■ **DIRECTIONS FOR THIS TASK**:
Each entry needs to be duplicated exactly.

[Component data from apps and pages]
· · ·
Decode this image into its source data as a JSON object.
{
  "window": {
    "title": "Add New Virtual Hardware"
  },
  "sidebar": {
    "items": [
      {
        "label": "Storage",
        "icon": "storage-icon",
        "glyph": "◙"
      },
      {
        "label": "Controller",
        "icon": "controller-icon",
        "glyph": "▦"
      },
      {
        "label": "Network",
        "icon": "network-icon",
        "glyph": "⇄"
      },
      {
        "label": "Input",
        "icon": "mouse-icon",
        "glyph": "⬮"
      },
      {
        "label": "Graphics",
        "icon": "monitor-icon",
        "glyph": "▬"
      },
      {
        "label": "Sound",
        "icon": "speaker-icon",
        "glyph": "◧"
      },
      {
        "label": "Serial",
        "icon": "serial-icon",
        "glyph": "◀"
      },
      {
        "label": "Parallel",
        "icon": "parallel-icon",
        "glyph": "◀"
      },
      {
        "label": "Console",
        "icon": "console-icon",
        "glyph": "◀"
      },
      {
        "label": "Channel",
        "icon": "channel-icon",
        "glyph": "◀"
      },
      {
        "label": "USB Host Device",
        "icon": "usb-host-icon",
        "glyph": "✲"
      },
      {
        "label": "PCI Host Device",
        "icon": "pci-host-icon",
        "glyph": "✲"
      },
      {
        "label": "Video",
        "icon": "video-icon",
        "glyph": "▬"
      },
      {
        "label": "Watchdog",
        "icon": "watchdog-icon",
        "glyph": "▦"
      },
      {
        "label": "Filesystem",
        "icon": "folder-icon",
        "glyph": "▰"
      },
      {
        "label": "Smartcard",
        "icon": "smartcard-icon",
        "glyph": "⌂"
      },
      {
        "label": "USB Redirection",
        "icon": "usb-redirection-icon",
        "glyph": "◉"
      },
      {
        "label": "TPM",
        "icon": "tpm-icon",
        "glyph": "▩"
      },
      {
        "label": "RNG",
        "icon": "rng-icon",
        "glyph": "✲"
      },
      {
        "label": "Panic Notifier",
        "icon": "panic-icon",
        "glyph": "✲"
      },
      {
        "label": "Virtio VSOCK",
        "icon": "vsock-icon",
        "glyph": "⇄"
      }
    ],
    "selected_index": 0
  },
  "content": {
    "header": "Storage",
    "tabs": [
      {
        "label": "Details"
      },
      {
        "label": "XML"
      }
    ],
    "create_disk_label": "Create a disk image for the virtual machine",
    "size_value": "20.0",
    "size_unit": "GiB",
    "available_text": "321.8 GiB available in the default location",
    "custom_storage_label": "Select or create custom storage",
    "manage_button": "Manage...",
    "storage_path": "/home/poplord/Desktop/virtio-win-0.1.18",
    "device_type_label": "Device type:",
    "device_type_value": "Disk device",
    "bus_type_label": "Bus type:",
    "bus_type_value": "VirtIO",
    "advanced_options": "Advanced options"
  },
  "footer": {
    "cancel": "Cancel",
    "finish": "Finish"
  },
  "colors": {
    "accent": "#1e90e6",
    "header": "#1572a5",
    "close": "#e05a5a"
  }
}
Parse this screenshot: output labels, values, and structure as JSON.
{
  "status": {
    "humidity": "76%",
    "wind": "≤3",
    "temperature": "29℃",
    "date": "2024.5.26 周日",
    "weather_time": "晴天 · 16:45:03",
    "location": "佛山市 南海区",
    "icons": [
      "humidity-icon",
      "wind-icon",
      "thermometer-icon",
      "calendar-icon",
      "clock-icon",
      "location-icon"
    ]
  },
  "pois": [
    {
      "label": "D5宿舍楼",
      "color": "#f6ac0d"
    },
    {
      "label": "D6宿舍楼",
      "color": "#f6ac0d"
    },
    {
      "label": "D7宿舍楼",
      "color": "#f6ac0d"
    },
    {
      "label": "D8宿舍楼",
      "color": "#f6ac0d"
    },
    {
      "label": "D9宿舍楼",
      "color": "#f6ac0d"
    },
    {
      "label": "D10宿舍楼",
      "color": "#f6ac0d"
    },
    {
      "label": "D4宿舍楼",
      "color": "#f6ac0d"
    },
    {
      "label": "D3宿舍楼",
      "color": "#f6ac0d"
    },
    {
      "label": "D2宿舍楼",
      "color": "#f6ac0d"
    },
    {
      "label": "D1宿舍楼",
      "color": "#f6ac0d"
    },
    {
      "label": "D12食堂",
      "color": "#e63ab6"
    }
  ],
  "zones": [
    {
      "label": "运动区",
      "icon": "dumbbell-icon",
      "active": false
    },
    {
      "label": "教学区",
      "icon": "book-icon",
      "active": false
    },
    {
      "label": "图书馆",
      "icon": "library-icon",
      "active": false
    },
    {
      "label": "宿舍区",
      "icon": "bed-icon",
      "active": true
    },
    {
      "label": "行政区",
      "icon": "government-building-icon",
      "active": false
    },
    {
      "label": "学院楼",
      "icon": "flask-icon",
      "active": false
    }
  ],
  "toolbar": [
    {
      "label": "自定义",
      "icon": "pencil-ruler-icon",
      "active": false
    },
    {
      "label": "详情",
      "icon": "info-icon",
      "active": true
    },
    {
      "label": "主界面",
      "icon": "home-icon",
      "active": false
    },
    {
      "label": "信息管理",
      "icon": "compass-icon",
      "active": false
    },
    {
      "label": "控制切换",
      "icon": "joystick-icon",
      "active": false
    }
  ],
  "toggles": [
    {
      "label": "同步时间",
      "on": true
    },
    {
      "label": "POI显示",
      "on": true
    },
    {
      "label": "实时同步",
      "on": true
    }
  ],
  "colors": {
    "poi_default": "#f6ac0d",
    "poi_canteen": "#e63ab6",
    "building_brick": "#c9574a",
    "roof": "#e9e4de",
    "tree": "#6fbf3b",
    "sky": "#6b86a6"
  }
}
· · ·
■ **FINAL ANSWER**:
Decode this image into its source data as a JSON object.
{
  "window": {
    "title": "Add New Virtual Hardware"
  },
  "sidebar": {
    "items": [
      {
        "label": "Storage",
        "icon": "storage-icon",
        "glyph": "◙"
      },
      {
        "label": "Controller",
        "icon": "controller-icon",
        "glyph": "▦"
      },
      {
        "label": "Network",
        "icon": "network-icon",
        "glyph": "⇄"
      },
      {
        "label": "Input",
        "icon": "mouse-icon",
        "glyph": "⬮"
      },
      {
        "label": "Graphics",
        "icon": "monitor-icon",
        "glyph": "▬"
      },
      {
        "label": "Sound",
        "icon": "speaker-icon",
        "glyph": "◧"
      },
      {
        "label": "Serial",
        "icon": "serial-icon",
        "glyph": "◀"
      },
      {
        "label": "Parallel",
        "icon": "parallel-icon",
        "glyph": "◀"
      },
      {
        "label": "Console",
        "icon": "console-icon",
        "glyph": "◀"
      },
      {
        "label": "Channel",
        "icon": "channel-icon",
        "glyph": "◀"
      },
      {
        "label": "USB Host Device",
        "icon": "usb-host-icon",
        "glyph": "✲"
      },
      {
        "label": "PCI Host Device",
        "icon": "pci-host-icon",
        "glyph": "✲"
      },
      {
        "label": "Video",
        "icon": "video-icon",
        "glyph": "▬"
      },
      {
        "label": "Watchdog",
        "icon": "watchdog-icon",
        "glyph": "▦"
      },
      {
        "label": "Filesystem",
        "icon": "folder-icon",
        "glyph": "▰"
      },
      {
        "label": "Smartcard",
        "icon": "smartcard-icon",
        "glyph": "⌂"
      },
      {
        "label": "USB Redirection",
        "icon": "usb-redirection-icon",
        "glyph": "◉"
      },
      {
        "label": "TPM",
        "icon": "tpm-icon",
        "glyph": "▩"
      },
      {
        "label": "RNG",
        "icon": "rng-icon",
        "glyph": "✲"
      },
      {
        "label": "Panic Notifier",
        "icon": "panic-icon",
        "glyph": "✲"
      },
      {
        "label": "Virtio VSOCK",
        "icon": "vsock-icon",
        "glyph": "⇄"
      }
    ],
    "selected_index": 0
  },
  "content": {
    "header": "Storage",
    "tabs": [
      {
        "label": "Details"
      },
      {
        "label": "XML"
      }
    ],
    "create_disk_label": "Create a disk image for the virtual machine",
    "size_value": "20.0",
    "size_unit": "GiB",
    "available_text": "321.8 GiB available in the default location",
    "custom_storage_label": "Select or create custom storage",
    "manage_button": "Manage...",
    "storage_path": "/home/poplord/Desktop/virtio-win-0.1.18",
    "device_type_label": "Device type:",
    "device_type_value": "Disk device",
    "bus_type_label": "Bus type:",
    "bus_type_value": "VirtIO",
    "advanced_options": "Advanced options"
  },
  "footer": {
    "cancel": "Cancel",
    "finish": "Finish"
  },
  "colors": {
    "accent": "#1e90e6",
    "header": "#1572a5",
    "close": "#e05a5a"
  }
}
Parse this screenshot: output labels, values, and structure as JSON.
{
  "status": {
    "humidity": "76%",
    "wind": "≤3",
    "temperature": "29℃",
    "date": "2024.5.26 周日",
    "weather_time": "晴天 · 16:45:03",
    "location": "佛山市 南海区",
    "icons": [
      "humidity-icon",
      "wind-icon",
      "thermometer-icon",
      "calendar-icon",
      "clock-icon",
      "location-icon"
    ]
  },
  "pois": [
    {
      "label": "D5宿舍楼",
      "color": "#f6ac0d"
    },
    {
      "label": "D6宿舍楼",
      "color": "#f6ac0d"
    },
    {
      "label": "D7宿舍楼",
      "color": "#f6ac0d"
    },
    {
      "label": "D8宿舍楼",
      "color": "#f6ac0d"
    },
    {
      "label": "D9宿舍楼",
      "color": "#f6ac0d"
    },
    {
      "label": "D10宿舍楼",
      "color": "#f6ac0d"
    },
    {
      "label": "D4宿舍楼",
      "color": "#f6ac0d"
    },
    {
      "label": "D3宿舍楼",
      "color": "#f6ac0d"
    },
    {
      "label": "D2宿舍楼",
      "color": "#f6ac0d"
    },
    {
      "label": "D1宿舍楼",
      "color": "#f6ac0d"
    },
    {
      "label": "D12食堂",
      "color": "#e63ab6"
    }
  ],
  "zones": [
    {
      "label": "运动区",
      "icon": "dumbbell-icon",
      "active": false
    },
    {
      "label": "教学区",
      "icon": "book-icon",
      "active": false
    },
    {
      "label": "图书馆",
      "icon": "library-icon",
      "active": false
    },
    {
      "label": "宿舍区",
      "icon": "bed-icon",
      "active": true
    },
    {
      "label": "行政区",
      "icon": "government-building-icon",
      "active": false
    },
    {
      "label": "学院楼",
      "icon": "flask-icon",
      "active": false
    }
  ],
  "toolbar": [
    {
      "label": "自定义",
      "icon": "pencil-ruler-icon",
      "active": false
    },
    {
      "label": "详情",
      "icon": "info-icon",
      "active": true
    },
    {
      "label": "主界面",
      "icon": "home-icon",
      "active": false
    },
    {
      "label": "信息管理",
      "icon": "compass-icon",
      "active": false
    },
    {
      "label": "控制切换",
      "icon": "joystick-icon",
      "active": false
    }
  ],
  "toggles": [
    {
      "label": "同步时间",
      "on": true
    },
    {
      "label": "POI显示",
      "on": true
    },
    {
      "label": "实时同步",
      "on": true
    }
  ],
  "colors": {
    "poi_default": "#f6ac0d",
    "poi_canteen": "#e63ab6",
    "building_brick": "#c9574a",
    "roof": "#e9e4de",
    "tree": "#6fbf3b",
    "sky": "#6b86a6"
  }
}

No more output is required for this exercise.